• **SOURCE INFORMATION**
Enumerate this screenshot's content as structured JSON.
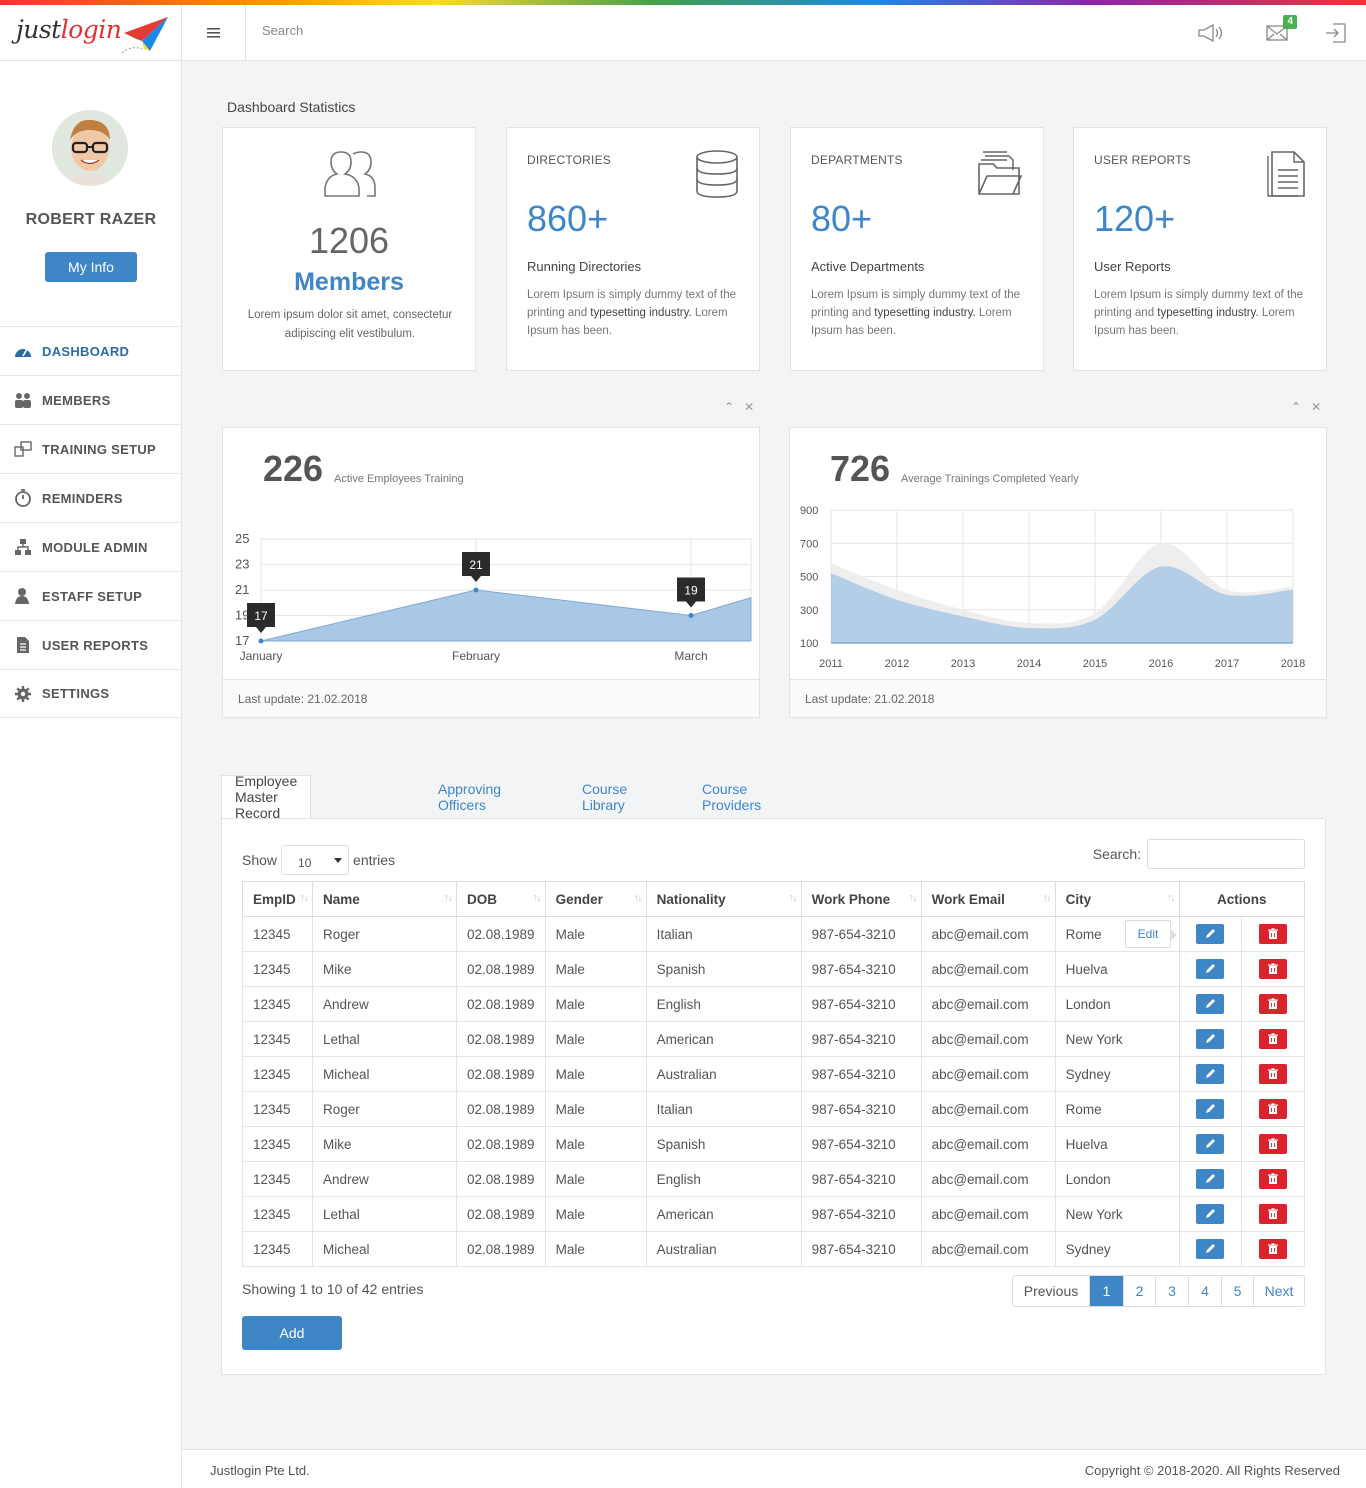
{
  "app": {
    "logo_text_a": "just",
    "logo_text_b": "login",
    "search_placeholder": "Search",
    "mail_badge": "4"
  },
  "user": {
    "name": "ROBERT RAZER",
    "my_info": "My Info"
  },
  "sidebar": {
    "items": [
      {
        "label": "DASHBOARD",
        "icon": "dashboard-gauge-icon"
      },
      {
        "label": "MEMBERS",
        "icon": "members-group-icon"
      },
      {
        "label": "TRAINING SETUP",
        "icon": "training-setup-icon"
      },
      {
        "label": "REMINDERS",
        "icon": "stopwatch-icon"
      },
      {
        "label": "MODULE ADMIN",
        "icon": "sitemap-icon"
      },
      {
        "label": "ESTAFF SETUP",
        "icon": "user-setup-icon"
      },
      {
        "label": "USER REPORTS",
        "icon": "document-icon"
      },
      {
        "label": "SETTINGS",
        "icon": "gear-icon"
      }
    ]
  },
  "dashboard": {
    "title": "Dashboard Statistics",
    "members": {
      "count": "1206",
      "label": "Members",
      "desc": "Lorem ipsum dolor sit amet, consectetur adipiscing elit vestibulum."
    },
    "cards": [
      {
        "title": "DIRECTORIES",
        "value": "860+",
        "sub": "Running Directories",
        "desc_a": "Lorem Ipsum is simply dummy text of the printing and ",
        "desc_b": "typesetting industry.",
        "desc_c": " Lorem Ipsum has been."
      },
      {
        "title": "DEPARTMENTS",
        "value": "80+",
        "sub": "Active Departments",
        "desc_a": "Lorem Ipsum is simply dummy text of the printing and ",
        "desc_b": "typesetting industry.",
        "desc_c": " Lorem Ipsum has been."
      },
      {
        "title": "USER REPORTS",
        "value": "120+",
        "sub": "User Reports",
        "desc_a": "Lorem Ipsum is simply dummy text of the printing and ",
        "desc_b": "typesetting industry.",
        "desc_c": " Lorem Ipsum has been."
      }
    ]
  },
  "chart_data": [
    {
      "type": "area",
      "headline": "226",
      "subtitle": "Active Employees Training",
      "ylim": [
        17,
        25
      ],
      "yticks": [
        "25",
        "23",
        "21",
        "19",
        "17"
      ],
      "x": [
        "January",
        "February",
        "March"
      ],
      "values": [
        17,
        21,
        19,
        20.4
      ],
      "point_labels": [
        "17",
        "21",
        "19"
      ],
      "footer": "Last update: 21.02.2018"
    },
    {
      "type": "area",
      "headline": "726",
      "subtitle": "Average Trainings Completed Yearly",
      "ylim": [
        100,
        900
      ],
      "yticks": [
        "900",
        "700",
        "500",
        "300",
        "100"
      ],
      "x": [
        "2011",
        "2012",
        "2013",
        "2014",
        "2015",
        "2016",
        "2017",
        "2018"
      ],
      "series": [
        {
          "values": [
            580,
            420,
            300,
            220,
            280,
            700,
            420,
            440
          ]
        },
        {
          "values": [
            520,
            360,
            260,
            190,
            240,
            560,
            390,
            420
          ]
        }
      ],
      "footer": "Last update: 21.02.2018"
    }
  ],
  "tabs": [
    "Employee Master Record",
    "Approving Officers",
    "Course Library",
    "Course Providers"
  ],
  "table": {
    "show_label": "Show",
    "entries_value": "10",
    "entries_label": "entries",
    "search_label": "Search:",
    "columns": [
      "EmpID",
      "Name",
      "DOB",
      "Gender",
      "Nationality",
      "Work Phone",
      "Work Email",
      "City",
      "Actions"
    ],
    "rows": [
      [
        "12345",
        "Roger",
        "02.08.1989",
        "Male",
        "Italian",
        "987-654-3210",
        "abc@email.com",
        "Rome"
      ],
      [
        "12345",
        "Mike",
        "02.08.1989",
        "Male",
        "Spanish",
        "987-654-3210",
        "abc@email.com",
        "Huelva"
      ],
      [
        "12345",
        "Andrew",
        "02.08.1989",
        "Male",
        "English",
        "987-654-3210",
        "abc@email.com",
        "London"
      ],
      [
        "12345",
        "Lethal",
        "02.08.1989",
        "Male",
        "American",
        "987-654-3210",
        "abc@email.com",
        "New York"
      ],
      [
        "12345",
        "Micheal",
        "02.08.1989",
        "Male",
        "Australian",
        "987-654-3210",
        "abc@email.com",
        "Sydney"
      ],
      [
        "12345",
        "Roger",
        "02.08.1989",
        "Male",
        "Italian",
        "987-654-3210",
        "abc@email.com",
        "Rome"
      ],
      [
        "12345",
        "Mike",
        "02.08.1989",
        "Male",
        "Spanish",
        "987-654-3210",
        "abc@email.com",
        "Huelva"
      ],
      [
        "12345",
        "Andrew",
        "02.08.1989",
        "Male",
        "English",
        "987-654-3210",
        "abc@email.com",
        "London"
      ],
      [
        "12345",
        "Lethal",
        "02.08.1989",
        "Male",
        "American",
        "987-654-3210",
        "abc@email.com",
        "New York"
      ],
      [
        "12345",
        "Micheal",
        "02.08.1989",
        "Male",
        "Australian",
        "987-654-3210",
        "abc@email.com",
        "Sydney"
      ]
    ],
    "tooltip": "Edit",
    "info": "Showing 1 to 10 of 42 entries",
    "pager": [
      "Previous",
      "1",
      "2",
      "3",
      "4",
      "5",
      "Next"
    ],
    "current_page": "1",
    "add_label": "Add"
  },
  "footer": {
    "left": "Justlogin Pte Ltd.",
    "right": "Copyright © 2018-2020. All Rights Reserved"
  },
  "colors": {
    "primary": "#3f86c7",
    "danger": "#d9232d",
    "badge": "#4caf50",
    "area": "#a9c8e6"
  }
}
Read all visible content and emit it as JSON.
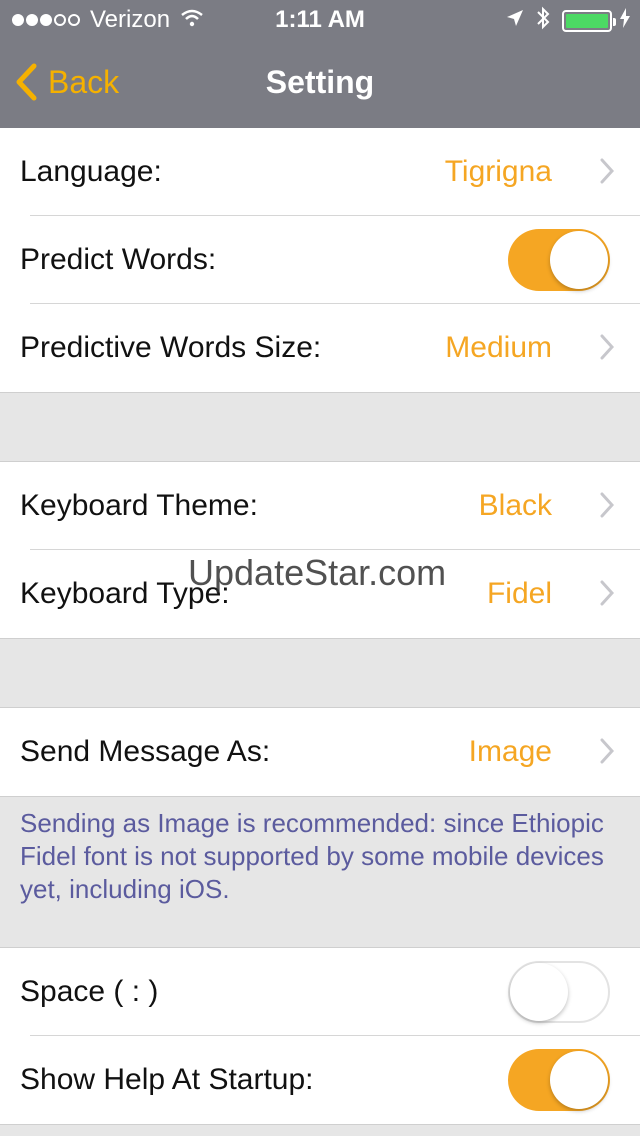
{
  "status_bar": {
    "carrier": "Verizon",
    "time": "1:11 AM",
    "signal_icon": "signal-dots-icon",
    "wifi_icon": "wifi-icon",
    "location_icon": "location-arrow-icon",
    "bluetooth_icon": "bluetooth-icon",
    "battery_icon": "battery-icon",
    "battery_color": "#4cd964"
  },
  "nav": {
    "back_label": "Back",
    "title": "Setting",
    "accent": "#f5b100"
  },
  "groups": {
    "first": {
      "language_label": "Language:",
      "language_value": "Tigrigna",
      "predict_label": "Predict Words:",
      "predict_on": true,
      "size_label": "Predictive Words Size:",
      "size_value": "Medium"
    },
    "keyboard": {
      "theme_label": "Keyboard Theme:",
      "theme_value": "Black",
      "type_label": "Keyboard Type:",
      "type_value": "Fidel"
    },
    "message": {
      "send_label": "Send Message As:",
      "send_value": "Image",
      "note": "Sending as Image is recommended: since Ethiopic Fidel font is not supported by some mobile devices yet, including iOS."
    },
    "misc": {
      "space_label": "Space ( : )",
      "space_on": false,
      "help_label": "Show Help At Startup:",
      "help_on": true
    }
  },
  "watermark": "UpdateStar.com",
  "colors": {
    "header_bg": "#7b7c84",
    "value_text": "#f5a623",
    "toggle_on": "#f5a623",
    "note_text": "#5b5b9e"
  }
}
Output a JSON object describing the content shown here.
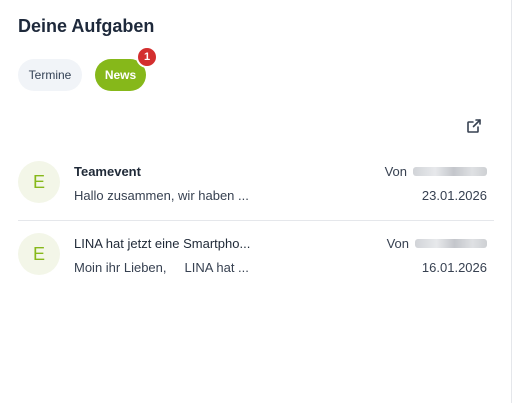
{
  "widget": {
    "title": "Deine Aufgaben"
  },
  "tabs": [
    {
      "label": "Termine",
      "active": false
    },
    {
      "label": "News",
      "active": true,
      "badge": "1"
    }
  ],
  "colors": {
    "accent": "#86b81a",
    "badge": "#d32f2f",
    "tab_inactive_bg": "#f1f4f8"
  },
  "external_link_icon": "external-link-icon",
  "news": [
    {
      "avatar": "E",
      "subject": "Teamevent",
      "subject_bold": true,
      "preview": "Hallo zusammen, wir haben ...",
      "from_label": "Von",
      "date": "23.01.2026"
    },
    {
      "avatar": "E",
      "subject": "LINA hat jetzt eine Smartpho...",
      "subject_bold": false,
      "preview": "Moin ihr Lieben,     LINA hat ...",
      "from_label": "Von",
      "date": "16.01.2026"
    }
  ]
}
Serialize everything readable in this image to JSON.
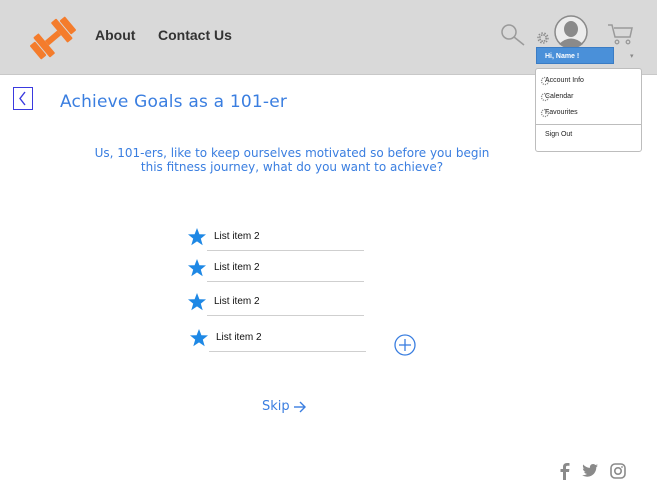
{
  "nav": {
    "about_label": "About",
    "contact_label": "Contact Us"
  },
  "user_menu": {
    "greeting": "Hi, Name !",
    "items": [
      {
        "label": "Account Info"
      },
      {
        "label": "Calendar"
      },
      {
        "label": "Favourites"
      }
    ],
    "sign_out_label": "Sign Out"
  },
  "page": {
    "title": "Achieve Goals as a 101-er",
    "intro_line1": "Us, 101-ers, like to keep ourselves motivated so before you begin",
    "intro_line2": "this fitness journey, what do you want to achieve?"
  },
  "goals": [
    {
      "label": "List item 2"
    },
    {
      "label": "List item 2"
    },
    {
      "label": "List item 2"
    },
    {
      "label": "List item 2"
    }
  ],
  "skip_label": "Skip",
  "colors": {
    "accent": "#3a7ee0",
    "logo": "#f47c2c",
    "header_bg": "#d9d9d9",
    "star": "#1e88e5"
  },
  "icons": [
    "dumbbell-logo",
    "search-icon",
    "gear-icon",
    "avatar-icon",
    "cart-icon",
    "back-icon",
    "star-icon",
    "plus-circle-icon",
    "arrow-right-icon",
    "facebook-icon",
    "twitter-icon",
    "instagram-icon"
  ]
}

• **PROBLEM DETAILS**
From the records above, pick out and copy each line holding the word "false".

• **EXERCISE OUTPUT**
      "space_on": false,
      "active": false
      "subject_bold": false,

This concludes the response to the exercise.